Herzlichen Glückwunsch Thomas Locher!
08.02.17 – 08.02.2022, HGB Leipzig – Hochschule für Grafik und Buchkunst Leipzig
Der Erweiterte Senat der HGB Leipzig hat gestern (08.02.2017) den Künstler Thomas Locher zum neuen Rektor der Hochschule für Grafik und Buchkunst Leipzig gewählt. Die Amtszeit des neuen Rektors beträgt fünf Jahre. Thomas Locher löst mit seiner Wahl Prof. Dr. Ana Dimke ab, die seit 2011 Rektorin der HGB war und zum 1. April 2016 aus persönlichen Gründen aus dem Amt ausgeschied. „Ich bin sehr glücklich über die Wahl! Mich ehrt das entgegengebrachte Vertrauen, das ich unbedingt zurück geben möchte“, sagte Thomas Locher nach der Wahl. „Ich freue mich auf interessante und produktive Jahre mit den Studierenden und den KollegInnen an der HGB Leipzig.“ Thomas Locher, geboren 1956 in Munderkingen, ist Künstler. Von 1979 bis 1985 studierte er an der Staatlichen Akademie der Bildenden Künste Stuttgart, 1981 bis 1985 an der Universität Stuttgart. Locher lehrte international an Kunstakademien, Fachhochschulen und Universitäten (Merzakademie Stuttgart, Technische Universität Wien) und war von 2008 bis 2016 Professor an der Königlich Dänischen Kunstakademie in Kopenhagen. Thomas Locher ist Mitglied im Deutschen Künstlerbund. Er lebte von 1986 bis 2000 in Köln, arbeitet und lebt nun in Berlin und Kopenhagen. Thomas Locher stellte weltweit aus, u. a. in der Tate Gallery, Liverpool (1989), im Museum of Contemporary Art, Sidney (1992), im Museum of Modern Art, Saitama/Japan (1994), in den Deichtorhallen, Hamburg (2004) und im Museum of Modern Art, New York (2006). Lochers Arbeiten sind heute in großen öffentlichen Sammlungen vertreten, wie im Museu d’Art Contemporani de Barcelona, im Museum of Modern Art, New York, in der Vancouver Art Gallery, in der Grafischen Sammlung Albertina, Wien und in der Staatsgalerie Stuttgart. Foto: Erich Malter

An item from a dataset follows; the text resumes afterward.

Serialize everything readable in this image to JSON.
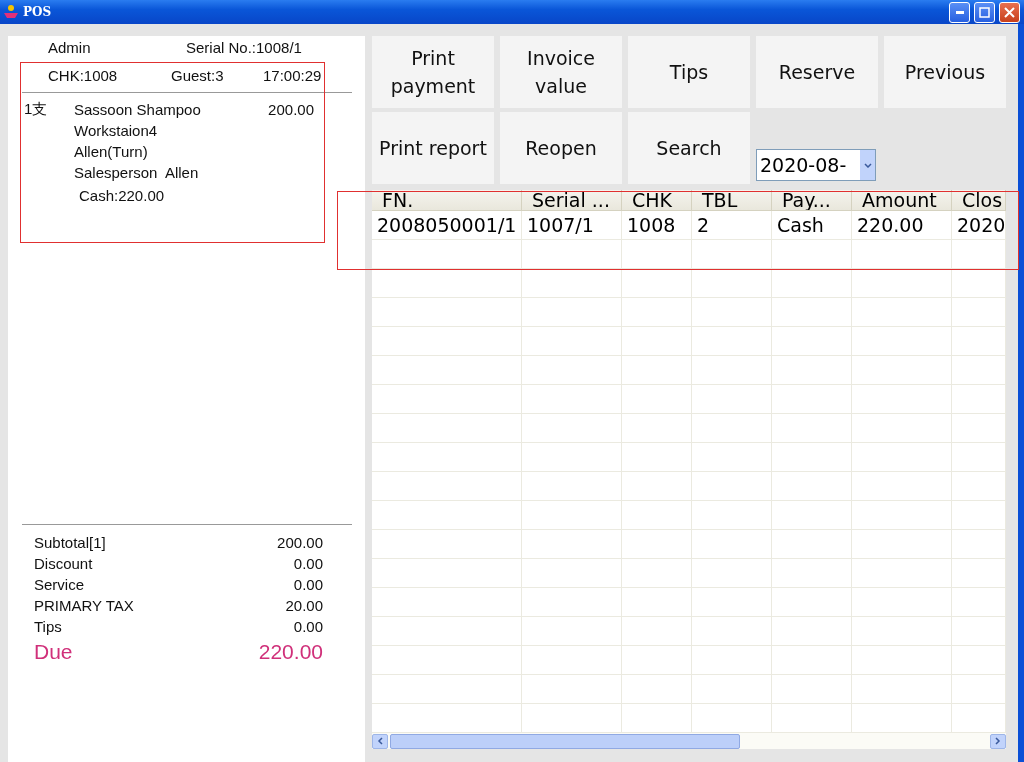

Wolfgang Flad at Tampa Museum of Art
10.12.15 – 10.12.2017, Tampa Museum of Art